The writing center where I work had misplaced his file, and the young man was understandably frustrated.
But this wasn’t your average freshman sulk.
Rage lifted from this guy’s pores like steam. It evaporated into the atmosphere around us. And when he finished the form, he threw himself back in his chair. Dog tags clicked against his chest.
I’ve worked with a lot of vets in my 13 years at the community college.
I’ve also worked with survivors of human trafficking, civil war, and genocide. And all survivors of violence carry certain hallmarks of trauma.
But there is no experience, as an American, remotely as moving and difficult and ultimately transcendent as sitting beside a vet for 35 minutes.
For a start, they are so young it can break your heart: 18, 19, today 21. The oldest I’ve encountered in the last couple years was 26.
They use words like “brothers” and “integrity” and “equality”.
And you know they mean it.
That cracks my heart open. Because a 21-year-old can only mean these things—really mean them—when they’ve been through hell and come back. Brotherhood, to these young men, is not an ideal. It’s a necessity. It’s the thing that saves your ass under fire.
And this is the other side. Along with the enlightenment and the honor of working with a vet, there is always an edge of terror in the beginning.
Because many of those I work with have been diagnosed with PTSD. And only this thin veneer of composure stands between you and the ancient rage of the wounded warrior, so brittle it cracks if you bump against it.
Oh god, I’m so sorry.
Because I’ve learned.
I’ve learned that you have to take the weight of these young men and, in one graceful sweep of your arms, return it to them.
Otherwise, you come home bruised every day.
Not physically—their restraint is trained and dogged and beautiful.
Because that is how these boys come back.
So eager to hurt, anywhere but their own insides.
So you take the weight—for a second or two, you take their rage before you hand it back to them—and you look into their eyes, and you find a way to tell them that you are willing to walk away, to give them time and space, to get them a different tutor. But you are not going to get angry back.

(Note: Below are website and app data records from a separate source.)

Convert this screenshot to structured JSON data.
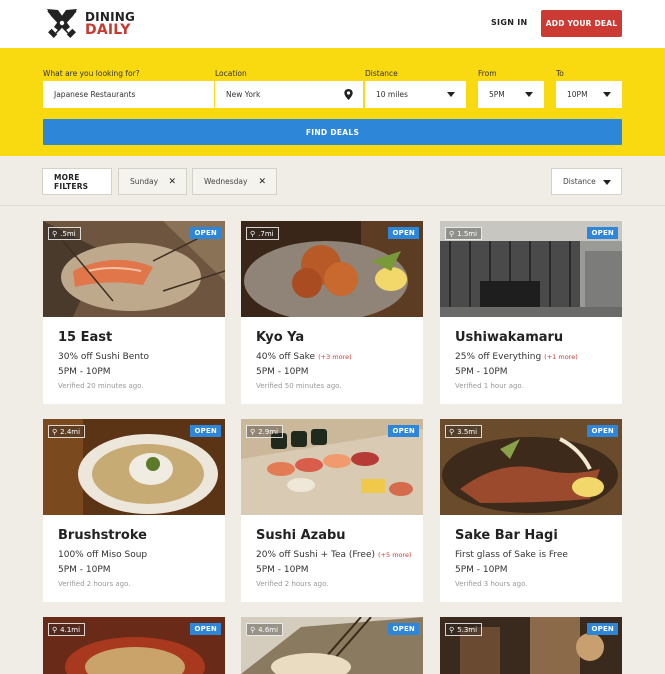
{
  "header": {
    "logo_line1": "DINING",
    "logo_line2": "DAILY",
    "signin": "SIGN IN",
    "add_deal": "ADD YOUR DEAL"
  },
  "search": {
    "what_label": "What are you looking for?",
    "what_value": "Japanese Restaurants",
    "location_label": "Location",
    "location_value": "New York",
    "distance_label": "Distance",
    "distance_value": "10 miles",
    "from_label": "From",
    "from_value": "5PM",
    "to_label": "To",
    "to_value": "10PM",
    "find_button": "FIND DEALS"
  },
  "filters": {
    "more_filters": "MORE FILTERS",
    "chips": [
      "Sunday",
      "Wednesday"
    ],
    "sort": "Distance"
  },
  "colors": {
    "brand_red": "#cc3b33",
    "search_yellow": "#f9d90f",
    "accent_blue": "#2e86d8"
  },
  "cards": [
    {
      "distance": ".5mi",
      "status": "OPEN",
      "name": "15 East",
      "deal": "30% off Sushi Bento",
      "more": "",
      "hours": "5PM - 10PM",
      "verified": "Verified 20 minutes ago.",
      "image": "sushi-slice-photo"
    },
    {
      "distance": ".7mi",
      "status": "OPEN",
      "name": "Kyo Ya",
      "deal": "40% off Sake",
      "more": "(+3 more)",
      "hours": "5PM - 10PM",
      "verified": "Verified 50 minutes ago.",
      "image": "fried-shrimp-photo"
    },
    {
      "distance": "1.5mi",
      "status": "OPEN",
      "name": "Ushiwakamaru",
      "deal": "25% off Everything",
      "more": "(+1 more)",
      "hours": "5PM - 10PM",
      "verified": "Verified 1 hour ago.",
      "image": "storefront-photo"
    },
    {
      "distance": "2.4mi",
      "status": "OPEN",
      "name": "Brushstroke",
      "deal": "100% off Miso Soup",
      "more": "",
      "hours": "5PM - 10PM",
      "verified": "Verified 2 hours ago.",
      "image": "miso-soup-photo"
    },
    {
      "distance": "2.9mi",
      "status": "OPEN",
      "name": "Sushi Azabu",
      "deal": "20% off Sushi + Tea (Free)",
      "more": "(+5 more)",
      "hours": "5PM - 10PM",
      "verified": "Verified 2 hours ago.",
      "image": "sushi-platter-photo"
    },
    {
      "distance": "3.5mi",
      "status": "OPEN",
      "name": "Sake Bar Hagi",
      "deal": "First glass of Sake is Free",
      "more": "",
      "hours": "5PM - 10PM",
      "verified": "Verified 3 hours ago.",
      "image": "seared-fish-photo"
    },
    {
      "distance": "4.1mi",
      "status": "OPEN",
      "image": "noodle-bowl-photo"
    },
    {
      "distance": "4.6mi",
      "status": "OPEN",
      "image": "noodles-chopsticks-photo"
    },
    {
      "distance": "5.3mi",
      "status": "OPEN",
      "image": "kitchen-photo"
    }
  ]
}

You are not here for a fight.
Only then do they realize you are there to listen.
And these boys, they are desperate to be listened to.

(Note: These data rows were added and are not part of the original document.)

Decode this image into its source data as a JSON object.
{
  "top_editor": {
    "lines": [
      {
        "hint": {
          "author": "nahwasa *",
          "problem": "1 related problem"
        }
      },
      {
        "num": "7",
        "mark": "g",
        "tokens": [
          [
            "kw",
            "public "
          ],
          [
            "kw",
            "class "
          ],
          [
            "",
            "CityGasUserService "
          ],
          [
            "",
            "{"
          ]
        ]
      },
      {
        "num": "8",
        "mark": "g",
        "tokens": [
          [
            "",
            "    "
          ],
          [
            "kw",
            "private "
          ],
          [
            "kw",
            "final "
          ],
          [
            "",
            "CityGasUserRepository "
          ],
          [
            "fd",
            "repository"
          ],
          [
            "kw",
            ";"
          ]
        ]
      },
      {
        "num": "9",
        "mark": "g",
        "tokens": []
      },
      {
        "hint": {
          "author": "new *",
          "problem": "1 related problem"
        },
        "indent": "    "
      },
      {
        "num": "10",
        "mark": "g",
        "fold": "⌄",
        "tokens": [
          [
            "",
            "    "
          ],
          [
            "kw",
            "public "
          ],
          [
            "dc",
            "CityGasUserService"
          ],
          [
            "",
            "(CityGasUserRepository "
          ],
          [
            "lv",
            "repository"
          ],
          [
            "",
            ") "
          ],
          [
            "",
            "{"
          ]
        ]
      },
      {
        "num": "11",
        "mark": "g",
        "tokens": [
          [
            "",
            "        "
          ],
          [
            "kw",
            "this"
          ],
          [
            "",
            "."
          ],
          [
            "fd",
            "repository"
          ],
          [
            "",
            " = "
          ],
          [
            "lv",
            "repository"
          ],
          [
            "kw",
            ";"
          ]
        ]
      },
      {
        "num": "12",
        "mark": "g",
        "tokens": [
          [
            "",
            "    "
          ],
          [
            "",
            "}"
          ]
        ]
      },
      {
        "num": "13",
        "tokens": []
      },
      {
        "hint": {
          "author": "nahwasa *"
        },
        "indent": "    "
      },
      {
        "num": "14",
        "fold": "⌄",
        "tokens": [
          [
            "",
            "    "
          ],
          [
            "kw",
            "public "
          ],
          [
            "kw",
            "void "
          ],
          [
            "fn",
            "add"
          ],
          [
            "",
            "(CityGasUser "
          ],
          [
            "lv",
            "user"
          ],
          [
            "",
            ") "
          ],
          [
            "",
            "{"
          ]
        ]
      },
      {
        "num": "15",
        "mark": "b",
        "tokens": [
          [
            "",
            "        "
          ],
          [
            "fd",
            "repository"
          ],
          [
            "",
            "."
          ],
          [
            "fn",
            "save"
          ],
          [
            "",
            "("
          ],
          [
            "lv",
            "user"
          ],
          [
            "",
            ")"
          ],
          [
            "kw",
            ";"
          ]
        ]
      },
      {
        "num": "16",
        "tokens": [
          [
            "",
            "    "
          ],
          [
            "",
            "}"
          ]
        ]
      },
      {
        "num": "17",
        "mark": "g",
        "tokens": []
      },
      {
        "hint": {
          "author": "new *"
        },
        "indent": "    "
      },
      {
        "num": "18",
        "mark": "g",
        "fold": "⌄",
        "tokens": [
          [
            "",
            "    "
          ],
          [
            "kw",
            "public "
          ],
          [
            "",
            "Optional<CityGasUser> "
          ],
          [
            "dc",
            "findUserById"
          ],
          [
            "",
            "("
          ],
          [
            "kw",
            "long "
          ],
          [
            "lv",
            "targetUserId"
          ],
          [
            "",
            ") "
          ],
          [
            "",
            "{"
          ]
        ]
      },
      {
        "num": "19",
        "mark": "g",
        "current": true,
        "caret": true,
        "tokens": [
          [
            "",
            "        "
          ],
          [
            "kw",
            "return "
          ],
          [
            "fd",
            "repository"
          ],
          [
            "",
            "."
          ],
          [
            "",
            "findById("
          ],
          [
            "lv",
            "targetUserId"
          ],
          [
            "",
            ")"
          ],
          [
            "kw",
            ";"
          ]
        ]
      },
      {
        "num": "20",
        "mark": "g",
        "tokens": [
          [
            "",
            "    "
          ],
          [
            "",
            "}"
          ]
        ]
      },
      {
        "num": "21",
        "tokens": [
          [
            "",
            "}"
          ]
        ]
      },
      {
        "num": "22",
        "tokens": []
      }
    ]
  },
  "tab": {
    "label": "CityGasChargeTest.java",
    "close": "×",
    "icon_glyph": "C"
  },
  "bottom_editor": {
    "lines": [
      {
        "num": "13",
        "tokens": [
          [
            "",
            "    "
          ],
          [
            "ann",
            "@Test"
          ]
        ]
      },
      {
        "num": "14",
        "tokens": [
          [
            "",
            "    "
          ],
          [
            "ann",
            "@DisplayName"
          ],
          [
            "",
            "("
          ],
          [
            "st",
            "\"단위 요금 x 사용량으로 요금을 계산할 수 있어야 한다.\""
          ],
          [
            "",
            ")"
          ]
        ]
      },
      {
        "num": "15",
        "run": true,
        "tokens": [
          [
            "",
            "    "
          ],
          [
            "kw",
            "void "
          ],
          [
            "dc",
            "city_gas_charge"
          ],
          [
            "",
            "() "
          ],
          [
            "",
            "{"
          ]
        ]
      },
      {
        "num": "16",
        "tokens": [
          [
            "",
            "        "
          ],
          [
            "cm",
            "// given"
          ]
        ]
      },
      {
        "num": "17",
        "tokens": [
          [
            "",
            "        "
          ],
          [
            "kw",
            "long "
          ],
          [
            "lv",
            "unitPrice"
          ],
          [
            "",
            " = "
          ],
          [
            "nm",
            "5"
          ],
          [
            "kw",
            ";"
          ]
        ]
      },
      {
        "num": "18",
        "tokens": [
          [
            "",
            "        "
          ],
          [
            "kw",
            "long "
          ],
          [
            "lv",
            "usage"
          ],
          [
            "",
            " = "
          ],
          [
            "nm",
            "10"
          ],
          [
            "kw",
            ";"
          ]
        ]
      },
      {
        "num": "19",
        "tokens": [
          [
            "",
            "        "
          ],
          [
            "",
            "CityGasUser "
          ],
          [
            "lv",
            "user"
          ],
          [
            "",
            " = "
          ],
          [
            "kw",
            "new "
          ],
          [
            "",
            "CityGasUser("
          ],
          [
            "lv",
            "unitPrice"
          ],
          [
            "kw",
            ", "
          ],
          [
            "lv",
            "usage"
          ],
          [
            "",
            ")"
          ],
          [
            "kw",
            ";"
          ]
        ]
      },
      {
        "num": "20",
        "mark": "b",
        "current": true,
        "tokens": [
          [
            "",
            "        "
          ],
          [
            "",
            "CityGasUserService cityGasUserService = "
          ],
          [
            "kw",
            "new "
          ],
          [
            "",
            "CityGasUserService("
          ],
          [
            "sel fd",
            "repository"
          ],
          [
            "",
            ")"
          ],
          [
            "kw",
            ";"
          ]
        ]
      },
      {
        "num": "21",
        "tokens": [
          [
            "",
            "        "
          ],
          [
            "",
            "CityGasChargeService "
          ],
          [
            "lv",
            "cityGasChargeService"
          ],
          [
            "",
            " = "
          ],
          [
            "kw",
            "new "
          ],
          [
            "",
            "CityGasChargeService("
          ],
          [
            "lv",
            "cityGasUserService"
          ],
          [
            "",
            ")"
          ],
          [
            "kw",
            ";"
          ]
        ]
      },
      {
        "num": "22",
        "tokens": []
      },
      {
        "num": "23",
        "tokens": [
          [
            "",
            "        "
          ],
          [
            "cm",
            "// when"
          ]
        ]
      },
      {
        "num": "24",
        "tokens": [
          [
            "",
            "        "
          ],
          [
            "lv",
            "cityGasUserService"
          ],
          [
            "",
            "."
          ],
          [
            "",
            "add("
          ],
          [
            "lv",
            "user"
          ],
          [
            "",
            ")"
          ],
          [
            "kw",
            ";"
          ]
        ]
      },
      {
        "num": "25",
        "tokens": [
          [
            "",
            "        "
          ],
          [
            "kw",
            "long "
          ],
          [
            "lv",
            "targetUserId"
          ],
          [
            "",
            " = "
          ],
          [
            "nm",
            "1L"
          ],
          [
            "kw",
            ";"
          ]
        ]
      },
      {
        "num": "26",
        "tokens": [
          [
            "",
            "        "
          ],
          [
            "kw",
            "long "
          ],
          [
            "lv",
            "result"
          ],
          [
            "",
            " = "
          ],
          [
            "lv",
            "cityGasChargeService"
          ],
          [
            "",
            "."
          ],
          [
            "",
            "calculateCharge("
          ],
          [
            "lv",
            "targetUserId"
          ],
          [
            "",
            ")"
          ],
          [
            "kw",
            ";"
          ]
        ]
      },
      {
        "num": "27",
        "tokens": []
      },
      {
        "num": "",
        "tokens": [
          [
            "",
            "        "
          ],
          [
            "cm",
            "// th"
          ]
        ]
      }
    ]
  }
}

They are hungry to be listened to.
They are fairly dying to be listened to.
And what I always end up with, after the first couple tutoring sessions, is someone I can’t recognize as the angry kid I sat down next to. You give these guys a little silence, and they fill it with words.
And as the words come out, so does another person. Less brittle. More open. “I want to say this,” they tell me. “But what I really feel is this.” And they turn their eyes on you, and finally—god, finally—there is the young man. Beyond all the rage. Still there.
I will never understand what they’ve been through, no matter how many of their stories I hear.
But I understand how to get them talking.
You just sit back, and you tell them, “But I’m here to find out what you think.”
And then you listen.